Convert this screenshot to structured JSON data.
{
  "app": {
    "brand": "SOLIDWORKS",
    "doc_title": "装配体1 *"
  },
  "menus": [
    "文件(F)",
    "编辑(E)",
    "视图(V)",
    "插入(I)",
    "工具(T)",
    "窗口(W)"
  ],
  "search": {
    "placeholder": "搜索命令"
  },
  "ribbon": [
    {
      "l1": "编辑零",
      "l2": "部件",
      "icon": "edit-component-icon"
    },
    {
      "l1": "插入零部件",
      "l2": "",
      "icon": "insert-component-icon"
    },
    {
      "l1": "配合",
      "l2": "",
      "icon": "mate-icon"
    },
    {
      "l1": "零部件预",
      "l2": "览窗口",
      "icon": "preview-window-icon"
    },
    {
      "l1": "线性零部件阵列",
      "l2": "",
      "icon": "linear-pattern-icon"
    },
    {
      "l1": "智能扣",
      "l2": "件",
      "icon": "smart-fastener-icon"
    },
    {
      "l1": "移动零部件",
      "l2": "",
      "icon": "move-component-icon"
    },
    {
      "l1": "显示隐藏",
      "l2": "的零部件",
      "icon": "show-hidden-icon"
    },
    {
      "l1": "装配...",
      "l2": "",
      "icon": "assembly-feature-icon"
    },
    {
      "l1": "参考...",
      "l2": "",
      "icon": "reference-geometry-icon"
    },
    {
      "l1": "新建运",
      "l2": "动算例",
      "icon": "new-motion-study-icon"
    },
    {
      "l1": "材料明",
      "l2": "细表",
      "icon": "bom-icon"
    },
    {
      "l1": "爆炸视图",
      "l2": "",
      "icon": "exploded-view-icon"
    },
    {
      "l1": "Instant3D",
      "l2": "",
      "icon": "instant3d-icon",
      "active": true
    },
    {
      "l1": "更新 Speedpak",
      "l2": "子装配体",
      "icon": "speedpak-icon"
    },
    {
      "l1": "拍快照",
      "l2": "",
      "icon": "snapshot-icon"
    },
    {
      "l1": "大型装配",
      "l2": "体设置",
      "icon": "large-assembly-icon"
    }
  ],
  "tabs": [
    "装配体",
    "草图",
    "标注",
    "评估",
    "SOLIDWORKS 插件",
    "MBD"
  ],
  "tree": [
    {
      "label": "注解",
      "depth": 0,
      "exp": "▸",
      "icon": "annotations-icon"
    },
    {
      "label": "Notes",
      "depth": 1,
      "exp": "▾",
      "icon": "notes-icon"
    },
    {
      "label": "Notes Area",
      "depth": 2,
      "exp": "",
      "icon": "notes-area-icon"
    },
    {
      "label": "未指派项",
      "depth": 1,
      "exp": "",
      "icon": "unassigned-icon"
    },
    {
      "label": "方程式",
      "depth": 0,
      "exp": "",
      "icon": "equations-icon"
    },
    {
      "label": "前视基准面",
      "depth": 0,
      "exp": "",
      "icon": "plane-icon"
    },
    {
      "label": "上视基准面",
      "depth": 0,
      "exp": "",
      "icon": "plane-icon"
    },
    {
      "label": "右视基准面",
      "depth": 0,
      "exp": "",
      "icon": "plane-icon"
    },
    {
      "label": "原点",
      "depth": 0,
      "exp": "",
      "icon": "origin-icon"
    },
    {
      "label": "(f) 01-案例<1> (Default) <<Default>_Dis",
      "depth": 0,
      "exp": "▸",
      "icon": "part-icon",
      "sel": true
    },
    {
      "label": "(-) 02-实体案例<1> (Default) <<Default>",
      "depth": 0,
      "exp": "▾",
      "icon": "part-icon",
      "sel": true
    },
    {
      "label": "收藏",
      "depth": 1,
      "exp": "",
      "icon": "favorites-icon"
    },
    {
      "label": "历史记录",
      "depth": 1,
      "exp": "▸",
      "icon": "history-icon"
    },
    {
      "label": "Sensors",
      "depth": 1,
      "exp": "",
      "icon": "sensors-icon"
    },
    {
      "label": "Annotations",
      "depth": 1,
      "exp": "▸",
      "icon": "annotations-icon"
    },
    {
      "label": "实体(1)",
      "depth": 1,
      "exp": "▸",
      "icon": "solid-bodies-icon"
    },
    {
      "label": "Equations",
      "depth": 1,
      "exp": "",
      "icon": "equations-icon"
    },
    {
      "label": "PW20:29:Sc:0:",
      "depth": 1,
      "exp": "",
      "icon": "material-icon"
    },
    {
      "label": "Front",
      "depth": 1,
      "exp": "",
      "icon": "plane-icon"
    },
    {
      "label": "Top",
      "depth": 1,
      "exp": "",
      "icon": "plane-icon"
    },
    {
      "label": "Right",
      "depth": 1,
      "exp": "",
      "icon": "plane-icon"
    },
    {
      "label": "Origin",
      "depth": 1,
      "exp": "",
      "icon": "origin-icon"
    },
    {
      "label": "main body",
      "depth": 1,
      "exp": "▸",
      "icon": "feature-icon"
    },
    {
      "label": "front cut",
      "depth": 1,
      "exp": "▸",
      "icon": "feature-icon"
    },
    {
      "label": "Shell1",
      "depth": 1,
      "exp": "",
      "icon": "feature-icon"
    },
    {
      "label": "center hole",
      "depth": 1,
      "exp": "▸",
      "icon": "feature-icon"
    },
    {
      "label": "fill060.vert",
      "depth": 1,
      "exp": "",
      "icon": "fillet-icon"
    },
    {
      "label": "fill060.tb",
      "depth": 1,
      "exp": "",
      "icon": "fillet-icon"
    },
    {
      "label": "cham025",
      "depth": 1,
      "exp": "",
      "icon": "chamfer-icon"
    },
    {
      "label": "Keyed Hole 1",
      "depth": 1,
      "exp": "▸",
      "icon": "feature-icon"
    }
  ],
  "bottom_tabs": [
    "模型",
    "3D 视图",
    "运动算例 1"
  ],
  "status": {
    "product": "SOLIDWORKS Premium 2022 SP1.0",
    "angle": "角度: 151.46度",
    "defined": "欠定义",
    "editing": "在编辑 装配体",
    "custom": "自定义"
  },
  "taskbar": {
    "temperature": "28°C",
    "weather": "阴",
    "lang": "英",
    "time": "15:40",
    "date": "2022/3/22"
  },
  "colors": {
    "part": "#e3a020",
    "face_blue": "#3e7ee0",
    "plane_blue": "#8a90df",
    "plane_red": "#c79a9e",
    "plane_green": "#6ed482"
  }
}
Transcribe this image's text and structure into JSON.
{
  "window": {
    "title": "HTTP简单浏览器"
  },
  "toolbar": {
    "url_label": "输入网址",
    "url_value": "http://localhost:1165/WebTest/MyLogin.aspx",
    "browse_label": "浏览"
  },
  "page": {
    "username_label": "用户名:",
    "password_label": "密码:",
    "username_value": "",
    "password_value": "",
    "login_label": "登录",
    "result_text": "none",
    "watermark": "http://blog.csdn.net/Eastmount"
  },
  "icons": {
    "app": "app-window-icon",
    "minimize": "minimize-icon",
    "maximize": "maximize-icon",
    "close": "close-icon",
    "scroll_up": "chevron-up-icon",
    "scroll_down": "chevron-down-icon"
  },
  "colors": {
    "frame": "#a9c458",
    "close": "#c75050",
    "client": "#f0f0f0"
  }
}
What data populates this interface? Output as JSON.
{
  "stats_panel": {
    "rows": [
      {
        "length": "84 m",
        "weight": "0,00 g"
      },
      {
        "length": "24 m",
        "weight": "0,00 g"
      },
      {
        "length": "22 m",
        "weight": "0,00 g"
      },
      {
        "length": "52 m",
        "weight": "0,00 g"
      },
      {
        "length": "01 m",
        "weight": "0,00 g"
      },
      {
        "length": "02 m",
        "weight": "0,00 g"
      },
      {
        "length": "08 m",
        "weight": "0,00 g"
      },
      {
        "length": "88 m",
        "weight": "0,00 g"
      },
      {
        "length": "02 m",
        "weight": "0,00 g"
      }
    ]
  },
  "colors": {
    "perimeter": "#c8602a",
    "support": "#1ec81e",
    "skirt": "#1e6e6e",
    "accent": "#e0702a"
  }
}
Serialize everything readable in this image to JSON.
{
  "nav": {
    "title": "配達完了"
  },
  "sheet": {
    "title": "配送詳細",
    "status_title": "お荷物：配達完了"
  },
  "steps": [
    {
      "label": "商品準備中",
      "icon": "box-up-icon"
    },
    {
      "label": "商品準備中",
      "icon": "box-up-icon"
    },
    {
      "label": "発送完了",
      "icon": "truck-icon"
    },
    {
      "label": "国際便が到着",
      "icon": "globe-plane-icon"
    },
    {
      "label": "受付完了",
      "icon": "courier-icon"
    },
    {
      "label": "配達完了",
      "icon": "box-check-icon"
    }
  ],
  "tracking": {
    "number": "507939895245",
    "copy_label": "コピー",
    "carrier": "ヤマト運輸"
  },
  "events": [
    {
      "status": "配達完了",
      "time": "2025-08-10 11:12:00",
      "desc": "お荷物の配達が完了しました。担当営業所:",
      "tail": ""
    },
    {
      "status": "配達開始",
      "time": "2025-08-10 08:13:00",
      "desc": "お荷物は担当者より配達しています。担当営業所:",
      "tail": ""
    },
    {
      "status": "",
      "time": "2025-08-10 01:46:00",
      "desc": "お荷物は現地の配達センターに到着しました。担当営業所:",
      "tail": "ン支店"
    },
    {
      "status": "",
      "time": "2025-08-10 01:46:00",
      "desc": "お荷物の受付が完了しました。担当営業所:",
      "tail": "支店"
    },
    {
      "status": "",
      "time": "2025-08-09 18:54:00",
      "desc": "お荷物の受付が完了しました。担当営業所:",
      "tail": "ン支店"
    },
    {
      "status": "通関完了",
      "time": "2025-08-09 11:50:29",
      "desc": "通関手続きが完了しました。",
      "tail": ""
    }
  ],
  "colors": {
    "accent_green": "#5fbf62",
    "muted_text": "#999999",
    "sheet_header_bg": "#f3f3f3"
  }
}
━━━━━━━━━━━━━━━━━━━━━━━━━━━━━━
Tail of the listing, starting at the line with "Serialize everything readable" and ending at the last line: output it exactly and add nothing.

Serialize everything readable in this image to JSON.
{
  "nav": {
    "title": "配達完了"
  },
  "sheet": {
    "title": "配送詳細",
    "status_title": "お荷物：配達完了"
  },
  "steps": [
    {
      "label": "商品準備中",
      "icon": "box-up-icon"
    },
    {
      "label": "商品準備中",
      "icon": "box-up-icon"
    },
    {
      "label": "発送完了",
      "icon": "truck-icon"
    },
    {
      "label": "国際便が到着",
      "icon": "globe-plane-icon"
    },
    {
      "label": "受付完了",
      "icon": "courier-icon"
    },
    {
      "label": "配達完了",
      "icon": "box-check-icon"
    }
  ],
  "tracking": {
    "number": "507939895245",
    "copy_label": "コピー",
    "carrier": "ヤマト運輸"
  },
  "events": [
    {
      "status": "配達完了",
      "time": "2025-08-10 11:12:00",
      "desc": "お荷物の配達が完了しました。担当営業所:",
      "tail": ""
    },
    {
      "status": "配達開始",
      "time": "2025-08-10 08:13:00",
      "desc": "お荷物は担当者より配達しています。担当営業所:",
      "tail": ""
    },
    {
      "status": "",
      "time": "2025-08-10 01:46:00",
      "desc": "お荷物は現地の配達センターに到着しました。担当営業所:",
      "tail": "ン支店"
    },
    {
      "status": "",
      "time": "2025-08-10 01:46:00",
      "desc": "お荷物の受付が完了しました。担当営業所:",
      "tail": "支店"
    },
    {
      "status": "",
      "time": "2025-08-09 18:54:00",
      "desc": "お荷物の受付が完了しました。担当営業所:",
      "tail": "ン支店"
    },
    {
      "status": "通関完了",
      "time": "2025-08-09 11:50:29",
      "desc": "通関手続きが完了しました。",
      "tail": ""
    }
  ],
  "colors": {
    "accent_green": "#5fbf62",
    "muted_text": "#999999",
    "sheet_header_bg": "#f3f3f3"
  }
}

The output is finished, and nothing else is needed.